Work task ▸ Copy out the entries that follow exactly, leaving every picture behind.

[Dataset entries]

------------------------------

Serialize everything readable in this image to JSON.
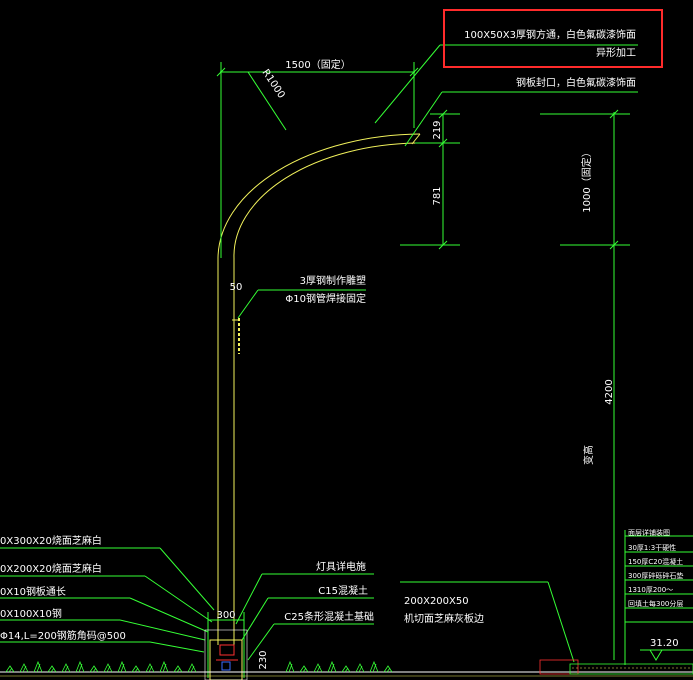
{
  "title_annotation": {
    "line1": "100X50X3厚钢方通，白色氟碳漆饰面",
    "line2": "异形加工"
  },
  "cap_annotation": "钢板封口，白色氟碳漆饰面",
  "dimensions": {
    "width_fixed": "1500（固定）",
    "radius": "R1000",
    "d219": "219",
    "d781": "781",
    "height_fixed": "1000（固定）",
    "total_height": "4200",
    "variable": "变高",
    "d50": "50",
    "base_300": "300",
    "base_230": "230",
    "level": "31.20"
  },
  "joint_annotation": {
    "line1": "3厚钢制作雕塑",
    "line2": "Φ10钢管焊接固定"
  },
  "left_labels": [
    "0X300X20烧面芝麻白",
    "0X200X20烧面芝麻白",
    "0X10钢板通长",
    "0X100X10钢",
    "Φ14,L=200钢筋角码@500"
  ],
  "right_base_labels": {
    "lamp": "灯具详电施",
    "c15": "C15混凝土",
    "c25": "C25条形混凝土基础",
    "curb_size": "200X200X50",
    "curb_desc": "机切面芝麻灰板边"
  },
  "legend_items": [
    "面层详铺装图",
    "30厚1:3干硬性",
    "150厚C20混凝土",
    "300厚碎砾碎石垫",
    "1310厚200～",
    "回填土每300分层"
  ],
  "colors": {
    "background": "#000000",
    "pole": "#f2f25c",
    "dimension": "#35ff35",
    "text": "#ffffff",
    "highlight": "#ff2b2b",
    "accent_red": "#ff3030",
    "accent_blue": "#3a6cff",
    "accent_cyan": "#2ee6e6"
  }
}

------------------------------

Response to this task ▸
Serialize everything readable in this image to JSON.
{
  "title_annotation": {
    "line1": "100X50X3厚钢方通，白色氟碳漆饰面",
    "line2": "异形加工"
  },
  "cap_annotation": "钢板封口，白色氟碳漆饰面",
  "dimensions": {
    "width_fixed": "1500（固定）",
    "radius": "R1000",
    "d219": "219",
    "d781": "781",
    "height_fixed": "1000（固定）",
    "total_height": "4200",
    "variable": "变高",
    "d50": "50",
    "base_300": "300",
    "base_230": "230",
    "level": "31.20"
  },
  "joint_annotation": {
    "line1": "3厚钢制作雕塑",
    "line2": "Φ10钢管焊接固定"
  },
  "left_labels": [
    "0X300X20烧面芝麻白",
    "0X200X20烧面芝麻白",
    "0X10钢板通长",
    "0X100X10钢",
    "Φ14,L=200钢筋角码@500"
  ],
  "right_base_labels": {
    "lamp": "灯具详电施",
    "c15": "C15混凝土",
    "c25": "C25条形混凝土基础",
    "curb_size": "200X200X50",
    "curb_desc": "机切面芝麻灰板边"
  },
  "legend_items": [
    "面层详铺装图",
    "30厚1:3干硬性",
    "150厚C20混凝土",
    "300厚碎砾碎石垫",
    "1310厚200～",
    "回填土每300分层"
  ],
  "colors": {
    "background": "#000000",
    "pole": "#f2f25c",
    "dimension": "#35ff35",
    "text": "#ffffff",
    "highlight": "#ff2b2b",
    "accent_red": "#ff3030",
    "accent_blue": "#3a6cff",
    "accent_cyan": "#2ee6e6"
  }
}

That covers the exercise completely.